If you are new to meditation, I would also like to suggest my teacher’s book: Start Here Now: An Open-Hearted Guide to the Path and Practice of Meditation by Susan Piver.
You may also want to connect with her teaching and instruction online at The Open Heart Project.
If you are interested in further exploration of the intersection of contemplative practice and social action/service, I’d also like to suggest The Road Home: A Contemporary Exploration of the Buddhist Path by Ethan Nichtern, who is also a teacher I admire and follow. The last few chapters explore this more deeply.
Ethan has also written a wonderful 7-Point Practice Plan for Engaged Mindfulness to assist in self-care as we care for others in this difficult time.
Wishing you all well as we journey together.
May all beings be happy and at ease.
May all beings be free from suffering.
In 2008, I began a regular meditation practice after reading the book Calming The Fearful Mind: A Zen Response To Terrorism by Thich Nhat Hanh. It wasn’t that my mind was especially fearful, no more than any other person I suppose, but fear seemed and still seems to be very present in the world. And along with fear, all the other emotions that we either try to avoid, react from, or attach to. I wanted to learn to work with my mind and heart – with all of what is there, the fear, the anger, the sadness, the joy, the attachment. Although the willingness to be with what is – even if uncomfortable – is a courageous act, it also feels like a necessary act. something needed to help foster and maintain a sane balance in a beautiful world that can sometimes seem the opposite.At the beginning of 2016, with so much fear, anger, and negativity, I made a personal vow to work towards that which is healing. Part of this vow was to more fully invest in my meditation practice, devote my art and writing towards this aspiration, and to seek the path of being a teacher of meditation. An opportunity arose with a teacher I had long admired and followed, Susan Piver. Susan is from a lineage of Tibetan Buddhism, called Shambhala, which I deeply admire and respect. Though, to be clear, one does not have to be Buddhist to participate, practice, or teach meditation. The opportunity Susan was offering through her Open Heart Project, was unique and fit within where my life is presently. The practice of Shamatha (Sanskrit for “calm abiding”) has become my core daily practice and the practice I am now authorized to teach.

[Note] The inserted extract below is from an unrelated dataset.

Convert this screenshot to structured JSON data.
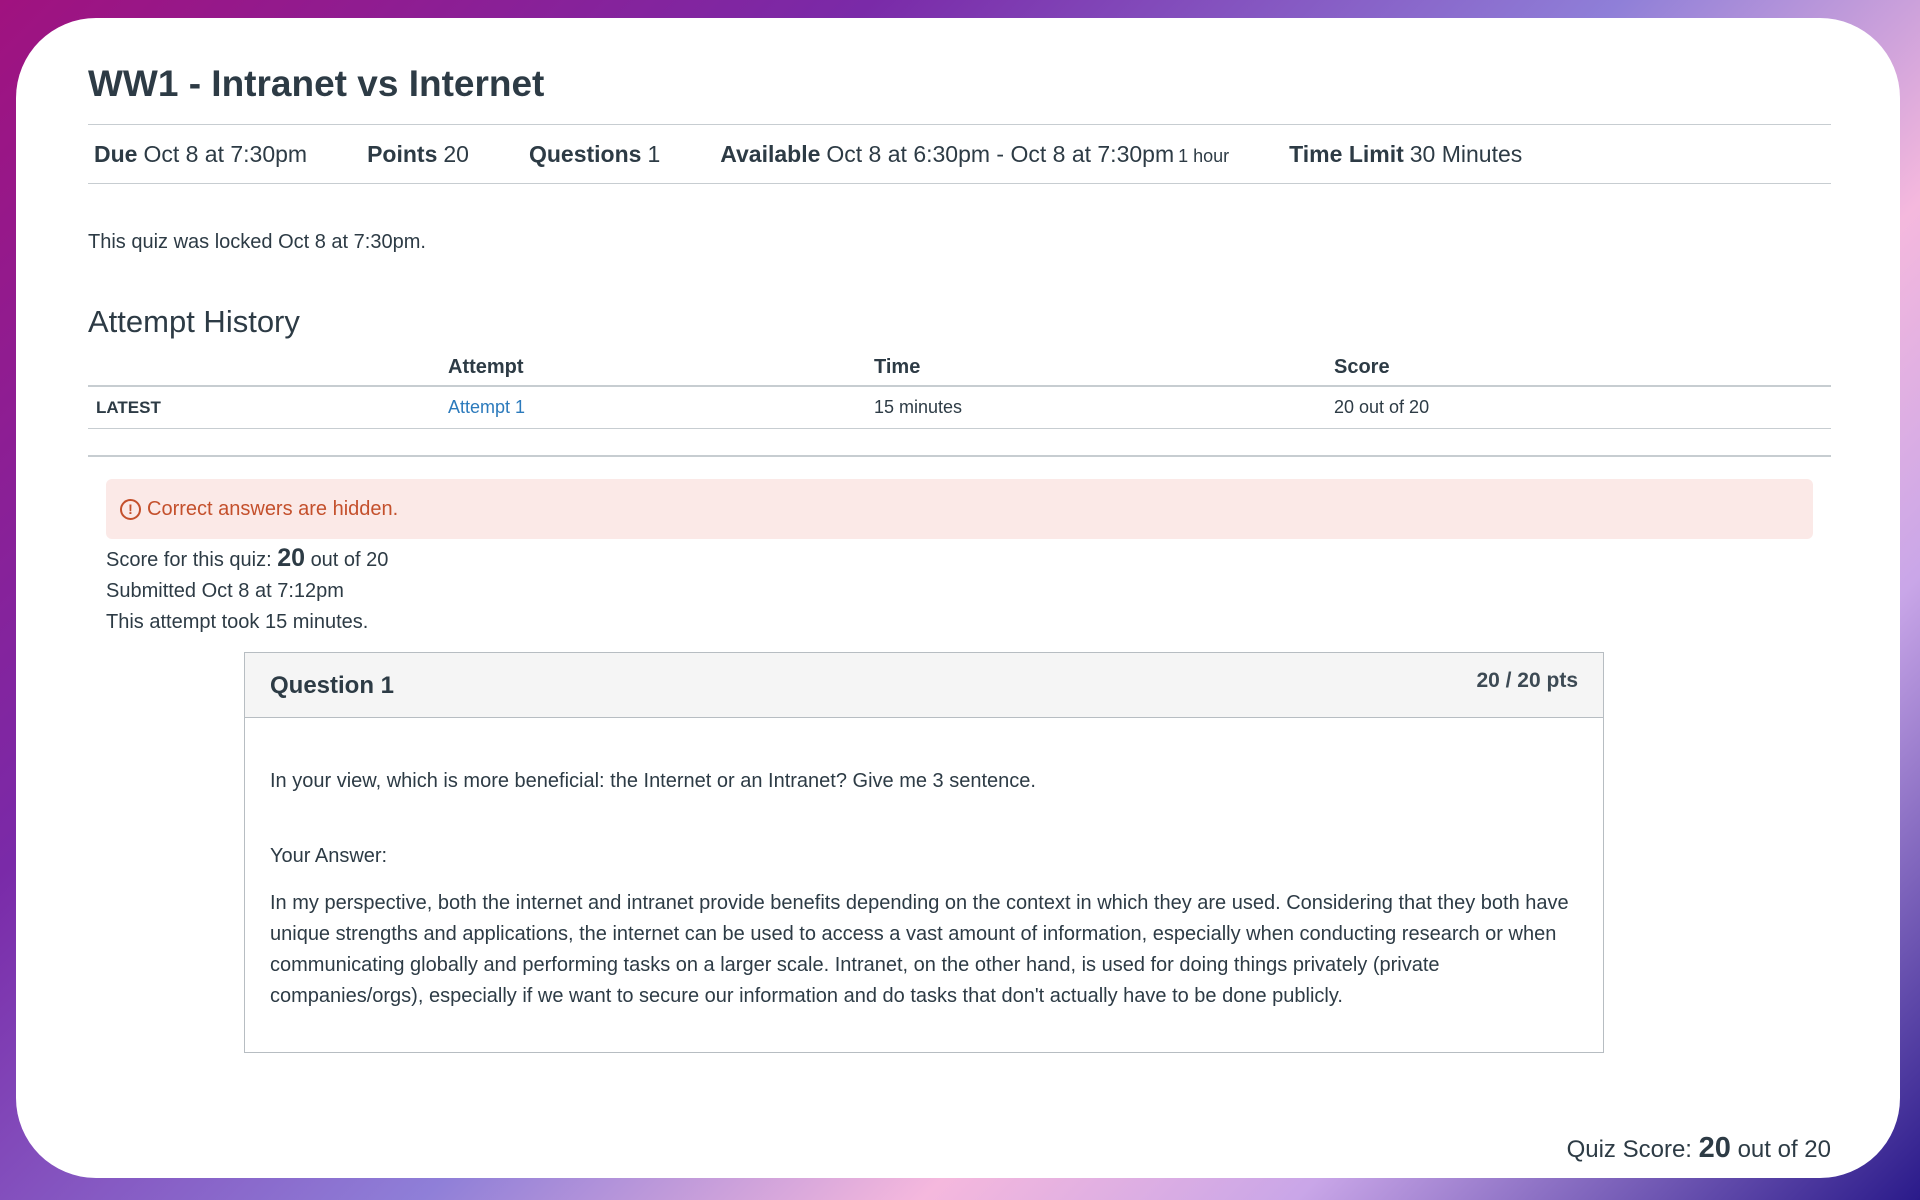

I cannot adequately express my gratitude or how amazing the past 9 weeks of training have been with Susan, and Jenna Hollenstein who co-taught. Their generosity of heart, the knowledge and wisdom imparted to us, and the gentleness of this practice transmitted to us has been a gift. I made friends from around the world that I will now be connected with and the practice I love and is a refuge has deepened. I am humbled, honored and grateful to share this with others. Bows of gratitude to both Susan and Jenna, along Michele Gare who was the magic behind the scenes at The Open Heart Project.
“Turning the Mind Into an Ally” by Sakyong Mipham

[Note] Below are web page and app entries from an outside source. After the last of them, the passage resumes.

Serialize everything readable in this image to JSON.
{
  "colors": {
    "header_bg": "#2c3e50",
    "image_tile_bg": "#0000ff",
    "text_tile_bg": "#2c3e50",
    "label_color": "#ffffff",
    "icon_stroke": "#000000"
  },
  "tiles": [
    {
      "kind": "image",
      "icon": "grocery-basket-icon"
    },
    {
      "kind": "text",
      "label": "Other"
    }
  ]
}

“Buddha’s Brain: The Practical Neuroscience of Happiness, Love, & Wisdom” by Rick Hanson, PH.D. with Richard Mendius, MD
…after 8 years of a personal meditation practice and seeing the benefit, in two weeks I begin a nine week course through The Open Heart Project in Shamatha (Sanskrit for “peacefully abiding”) meditation to both strengthen and grow my own practice and to become a certified meditation instructor. grateful for this opportunity and next step on the journey.

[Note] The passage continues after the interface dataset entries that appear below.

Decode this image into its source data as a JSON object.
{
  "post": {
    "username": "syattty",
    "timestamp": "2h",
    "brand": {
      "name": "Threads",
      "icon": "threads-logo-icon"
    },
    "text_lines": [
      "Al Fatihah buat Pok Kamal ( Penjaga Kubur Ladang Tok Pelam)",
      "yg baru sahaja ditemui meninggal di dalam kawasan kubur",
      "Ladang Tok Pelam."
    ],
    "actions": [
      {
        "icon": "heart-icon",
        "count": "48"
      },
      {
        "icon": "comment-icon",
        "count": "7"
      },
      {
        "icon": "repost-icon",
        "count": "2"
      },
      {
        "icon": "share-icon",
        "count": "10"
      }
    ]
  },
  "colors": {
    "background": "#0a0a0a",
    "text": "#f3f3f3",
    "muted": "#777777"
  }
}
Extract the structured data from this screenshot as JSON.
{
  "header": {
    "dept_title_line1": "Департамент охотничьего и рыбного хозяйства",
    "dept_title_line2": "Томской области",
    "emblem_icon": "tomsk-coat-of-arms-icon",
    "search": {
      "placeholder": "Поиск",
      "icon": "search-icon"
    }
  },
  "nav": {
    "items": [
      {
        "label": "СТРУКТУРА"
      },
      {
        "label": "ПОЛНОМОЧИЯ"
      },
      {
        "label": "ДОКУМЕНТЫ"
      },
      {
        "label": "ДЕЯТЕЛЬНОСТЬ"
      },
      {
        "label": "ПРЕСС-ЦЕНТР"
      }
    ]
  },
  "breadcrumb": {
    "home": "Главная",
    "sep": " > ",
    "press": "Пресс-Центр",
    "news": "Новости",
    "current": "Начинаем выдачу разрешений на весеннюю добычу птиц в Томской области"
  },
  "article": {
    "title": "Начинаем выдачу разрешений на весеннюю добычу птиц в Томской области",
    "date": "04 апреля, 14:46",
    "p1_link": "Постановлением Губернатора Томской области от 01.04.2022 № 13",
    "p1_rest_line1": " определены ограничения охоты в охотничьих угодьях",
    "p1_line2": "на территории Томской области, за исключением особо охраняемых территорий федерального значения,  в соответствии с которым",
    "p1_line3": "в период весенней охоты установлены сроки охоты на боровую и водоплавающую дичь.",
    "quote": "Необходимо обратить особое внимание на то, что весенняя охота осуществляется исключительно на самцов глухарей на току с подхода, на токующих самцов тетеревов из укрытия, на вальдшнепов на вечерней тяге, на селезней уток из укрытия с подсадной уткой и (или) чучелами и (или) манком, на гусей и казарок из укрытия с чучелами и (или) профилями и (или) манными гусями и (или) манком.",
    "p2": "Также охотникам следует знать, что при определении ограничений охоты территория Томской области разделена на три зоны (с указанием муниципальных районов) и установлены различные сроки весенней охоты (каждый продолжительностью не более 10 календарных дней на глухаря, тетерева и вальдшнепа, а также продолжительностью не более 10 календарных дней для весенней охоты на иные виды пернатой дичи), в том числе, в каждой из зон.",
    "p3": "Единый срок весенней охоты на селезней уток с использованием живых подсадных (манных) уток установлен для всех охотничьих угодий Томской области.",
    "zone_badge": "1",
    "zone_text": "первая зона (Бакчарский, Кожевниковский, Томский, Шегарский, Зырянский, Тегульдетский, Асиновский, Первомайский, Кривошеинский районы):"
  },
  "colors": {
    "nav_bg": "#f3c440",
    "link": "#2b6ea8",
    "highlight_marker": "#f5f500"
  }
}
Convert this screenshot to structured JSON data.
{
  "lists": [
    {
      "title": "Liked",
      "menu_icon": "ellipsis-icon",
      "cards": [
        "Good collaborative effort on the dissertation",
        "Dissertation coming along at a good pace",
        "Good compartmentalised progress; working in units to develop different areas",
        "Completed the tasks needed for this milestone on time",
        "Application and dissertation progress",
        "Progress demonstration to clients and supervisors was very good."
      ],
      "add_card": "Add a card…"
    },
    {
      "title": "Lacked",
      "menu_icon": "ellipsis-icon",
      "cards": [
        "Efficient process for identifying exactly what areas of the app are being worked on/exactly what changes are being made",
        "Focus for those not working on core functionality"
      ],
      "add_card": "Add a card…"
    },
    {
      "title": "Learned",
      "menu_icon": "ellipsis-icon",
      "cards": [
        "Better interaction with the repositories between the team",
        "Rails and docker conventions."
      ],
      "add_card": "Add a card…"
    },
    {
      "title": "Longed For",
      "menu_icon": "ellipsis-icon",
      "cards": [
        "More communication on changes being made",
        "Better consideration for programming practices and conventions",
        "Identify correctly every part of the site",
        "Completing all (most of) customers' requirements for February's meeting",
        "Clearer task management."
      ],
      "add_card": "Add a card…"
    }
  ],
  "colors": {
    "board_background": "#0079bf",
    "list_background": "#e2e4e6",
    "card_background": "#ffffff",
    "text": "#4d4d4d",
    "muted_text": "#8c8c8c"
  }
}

#Shamatha #meditation #practice #Shambhala #Buddhism #TheOpenHeartProject #gratitude